Making awesome tools to make awesome stuff!
Come see what we’re building now:
Laser Cutters! Vacuum Tables! 3D Printers! Welding Booths!
Eugene Maker Space now has its name on the sign out front of the building. We are easier to find than ever before.
Open Hack Night was busy tonight. I did not catch what everyone was doing. I did catch that Michelle was gluing together a puzzle box, Ben and Kassie were installing Raspbian on their new Raspberry Pis, Celeste was prototyping an LED-illuminated yo-yo kit for girls to make, Taper was wiring up a circuit to drive some Nixie Tubes (?) from an Arduino, Austin was printing a plastic fan guard and then a special-purpose Wii holder on the MakerBot, and I was making the wiring harness for my laser cutter project.
We've been getting really good turnouts at Open Hack Night lately. It must be the lovely weather. (-:
This is a video of our cat with special dietary needs using her RFID feeder. It is made from an hacked cd-rom drive and an Arduino with a RFID reader attached. It also uses a PIR (Passive InfraRed) sensor to make sure it doesn't close on the cat. It has actually saved us considerable money as the food is very expensive and the other cats love to eat it, so both a fun and very useful project!
Austin shot this short video of James' hexapod.
Austin gave me this video of my interactive LED diversion being interacted with.
There are a lot of cool Arduino projects floating around Eugene Maker Space. You can do a lot in a hurry with an Arduino, and programming is so easy it almost feels like cheating! Here are a couple simple projects I've done.
I had less than a day to design and build this prototype from scratch and fly to California to demo it. Normally I would design and build up a custom board, program a micro in assembly, make a 3D model of the mechanical design, and machine a custom case. None of that was an option, so I rushed out and picked up an Arduino from Radio Shack and decent looking junction box from Home Depot. Even having never used an Arduino before, within a few hours I had a completed product. A few LED's and an ink jet printed face plate and the result was remarkably professional. Unfortunately due to the commercial nature of this, I can't show too much of the final result.
This application is a perfect fit for an Arduino. There are 4 LED's that flash and fade to give user feedback. There is a button input, as well as a light sensor. An op amp and trim pot are used to amplify the output of the photocell. There is also a relay to switch a line voltage device. This is soldered together on a proto shield sitting on top of an Arduino Uno and powered by a 9 volt battery.
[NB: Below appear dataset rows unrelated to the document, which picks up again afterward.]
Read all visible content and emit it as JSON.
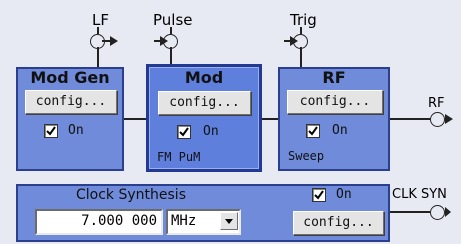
{
  "ports": {
    "lf": "LF",
    "pulse": "Pulse",
    "trig": "Trig",
    "rf": "RF",
    "clk_syn": "CLK SYN"
  },
  "blocks": {
    "mod_gen": {
      "title": "Mod Gen",
      "config": "config...",
      "on_label": "On",
      "on_checked": true
    },
    "mod": {
      "title": "Mod",
      "config": "config...",
      "on_label": "On",
      "on_checked": true,
      "sub_label": "FM PuM"
    },
    "rf": {
      "title": "RF",
      "config": "config...",
      "on_label": "On",
      "on_checked": true,
      "sub_label": "Sweep"
    }
  },
  "clock": {
    "title": "Clock Synthesis",
    "on_label": "On",
    "on_checked": true,
    "frequency_value": "7.000 000",
    "unit": "MHz",
    "config": "config..."
  }
}
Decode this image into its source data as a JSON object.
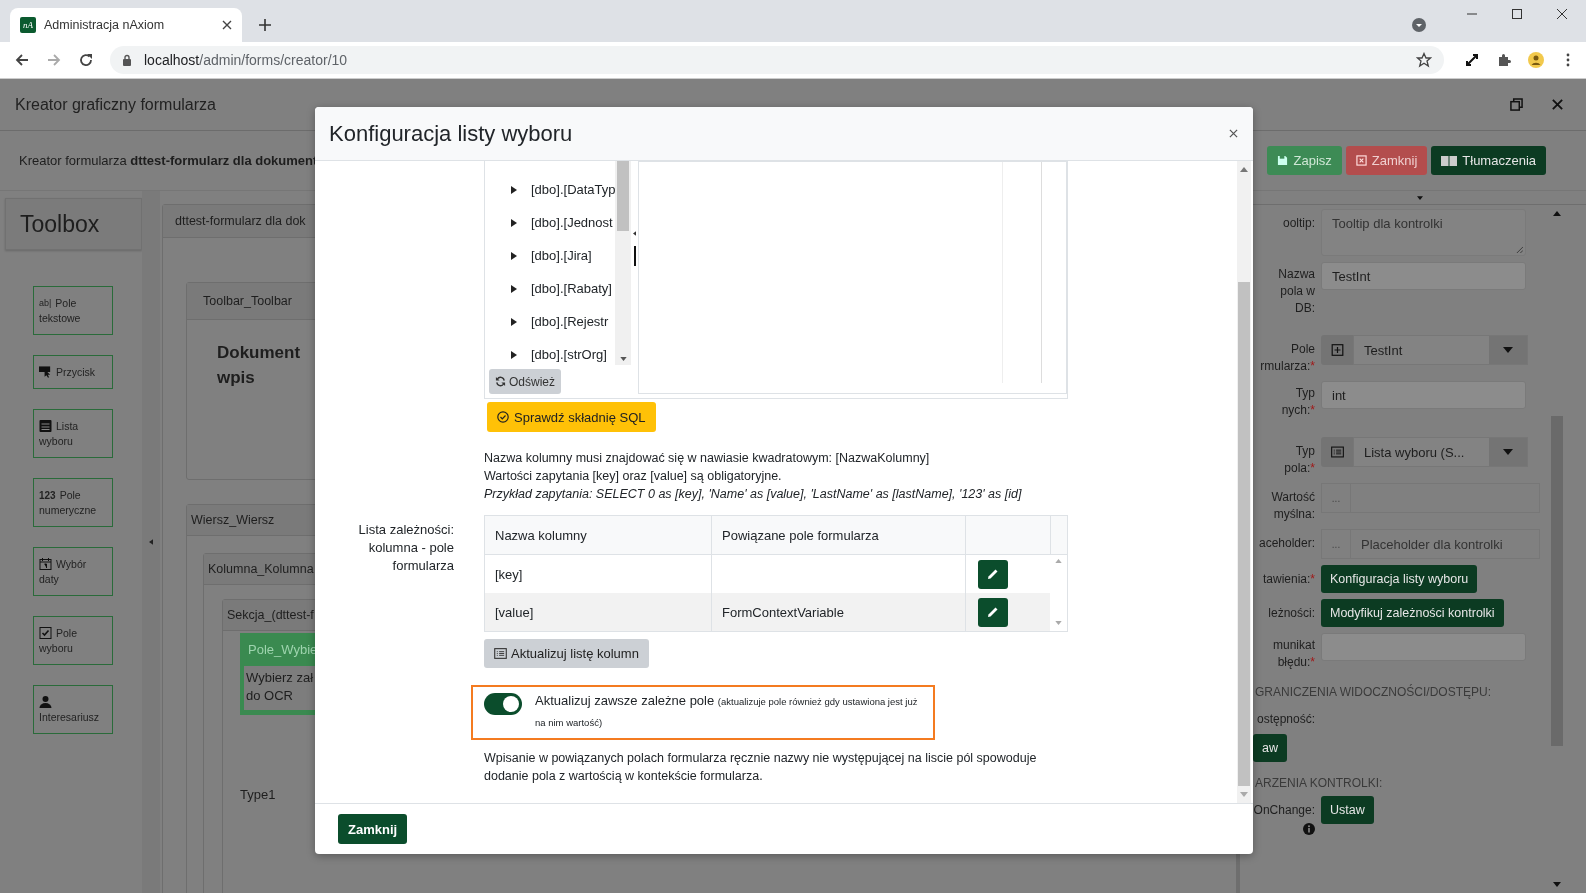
{
  "browser": {
    "tab_title": "Administracja nAxiom",
    "favicon": "nA",
    "url_host": "localhost",
    "url_path": "/admin/forms/creator/10"
  },
  "app": {
    "title": "Kreator graficzny formularza",
    "subtitle_prefix": "Kreator formularza",
    "subtitle_name": "dttest-formularz dla dokument",
    "actions": [
      {
        "label": "Zapisz",
        "kind": "save"
      },
      {
        "label": "Zamknij",
        "kind": "close"
      },
      {
        "label": "Tłumaczenia",
        "kind": "translate"
      }
    ]
  },
  "toolbox": {
    "title": "Toolbox",
    "items": [
      {
        "kind": "text",
        "icon_text": "ab|",
        "lines": [
          "Pole",
          "tekstowe"
        ]
      },
      {
        "kind": "button",
        "lines": [
          "Przycisk"
        ]
      },
      {
        "kind": "list",
        "lines": [
          "Lista",
          "wyboru"
        ]
      },
      {
        "kind": "number",
        "icon_text": "123",
        "lines": [
          "Pole",
          "numeryczne"
        ]
      },
      {
        "kind": "date",
        "lines": [
          "Wybór",
          "daty"
        ]
      },
      {
        "kind": "check",
        "lines": [
          "Pole",
          "wyboru"
        ]
      },
      {
        "kind": "person",
        "lines": [
          "Interesariusz"
        ]
      }
    ]
  },
  "canvas": {
    "form_tab": "dttest-formularz dla dok",
    "toolbar": "Toolbar_Toolbar",
    "heading": [
      "Dokument",
      "wpis"
    ],
    "row": "Wiersz_Wiersz",
    "column": "Kolumna_Kolumna",
    "section": "Sekcja_(dttest-f",
    "field_title": "Pole_Wybie",
    "field_text": [
      "Wybierz zał",
      "do OCR"
    ],
    "type_label": "Type1"
  },
  "properties": [
    {
      "kind": "textarea",
      "lines": [
        "ooltip:"
      ],
      "placeholder": "Tooltip dla kontrolki"
    },
    {
      "kind": "input",
      "lines": [
        "Nazwa",
        "pola w",
        "DB:"
      ],
      "value": "TestInt"
    },
    {
      "kind": "select_add",
      "lines": [
        "Pole",
        "rmularza:"
      ],
      "mark": "*",
      "value": "TestInt"
    },
    {
      "kind": "input",
      "lines": [
        "Typ",
        "nych:"
      ],
      "mark": "*",
      "value": "int"
    },
    {
      "kind": "select_icon",
      "lines": [
        "Typ",
        "pola:"
      ],
      "mark": "*",
      "value": "Lista wyboru (S..."
    },
    {
      "kind": "dots_input",
      "lines": [
        "Wartość",
        "myślna:"
      ],
      "dots": "..."
    },
    {
      "kind": "dots_input",
      "lines": [
        "aceholder:"
      ],
      "dots": "...",
      "placeholder": "Placeholder dla kontrolki"
    },
    {
      "kind": "button",
      "lines": [
        "tawienia:"
      ],
      "mark": "*",
      "button": "Konfiguracja listy wyboru"
    },
    {
      "kind": "button",
      "lines": [
        "leżności:"
      ],
      "button": "Modyfikuj zależności kontrolki"
    },
    {
      "kind": "input",
      "lines": [
        "munikat",
        "błędu:"
      ],
      "mark": "*"
    },
    {
      "kind": "heading",
      "lines": [
        "GRANICZENIA WIDOCZNOŚCI/DOSTĘPU:"
      ]
    },
    {
      "kind": "plain",
      "lines": [
        "ostępność:"
      ]
    },
    {
      "kind": "button_only",
      "button": "aw"
    },
    {
      "kind": "heading",
      "lines": [
        "ARZENIA KONTROLKI:"
      ]
    },
    {
      "kind": "button",
      "lines": [
        "OnChange:"
      ],
      "button": "Ustaw",
      "info": true
    }
  ],
  "modal": {
    "title": "Konfiguracja listy wyboru",
    "tables": [
      "[dbo].[DataTyp",
      "[dbo].[Jednost",
      "[dbo].[Jira]",
      "[dbo].[Rabaty]",
      "[dbo].[Rejestr",
      "[dbo].[strOrg]"
    ],
    "refresh": "Odśwież",
    "check_sql": "Sprawdź składnię SQL",
    "info": [
      "Nazwa kolumny musi znajdować się w nawiasie kwadratowym: [NazwaKolumny]",
      "Wartości zapytania [key] oraz [value] są obligatoryjne."
    ],
    "example": "Przykład zapytania: SELECT 0 as [key], 'Name' as [value], 'LastName' as [lastName], '123' as [id]",
    "deps_label": [
      "Lista zależności:",
      "kolumna - pole",
      "formularza"
    ],
    "columns": [
      "Nazwa kolumny",
      "Powiązane pole formularza"
    ],
    "rows": [
      {
        "column": "[key]"
      },
      {
        "column": "[value]",
        "field": "FormContextVariable"
      }
    ],
    "update_columns": "Aktualizuj listę kolumn",
    "toggle": {
      "on": true,
      "label": "Aktualizuj zawsze zależne pole",
      "hint": "(aktualizuje pole również gdy ustawiona jest już na nim wartość)"
    },
    "note": "Wpisanie w powiązanych polach formularza ręcznie nazwy nie występującej na liscie pól spowoduje dodanie pola z wartością w kontekście formularza.",
    "close": "Zamknij"
  }
}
Here is another example project. This is an Arduino Mega 2560, which has a lot more I/O and memory than the Uno. Connected to it is an 16x2 LCD display from Adafruit. What is notable about this display is it has an RGB backlight, meaning you can change the color to anything you want, including fading from one color to another. This is also a 'negative' display, so the characters light up instead of the background.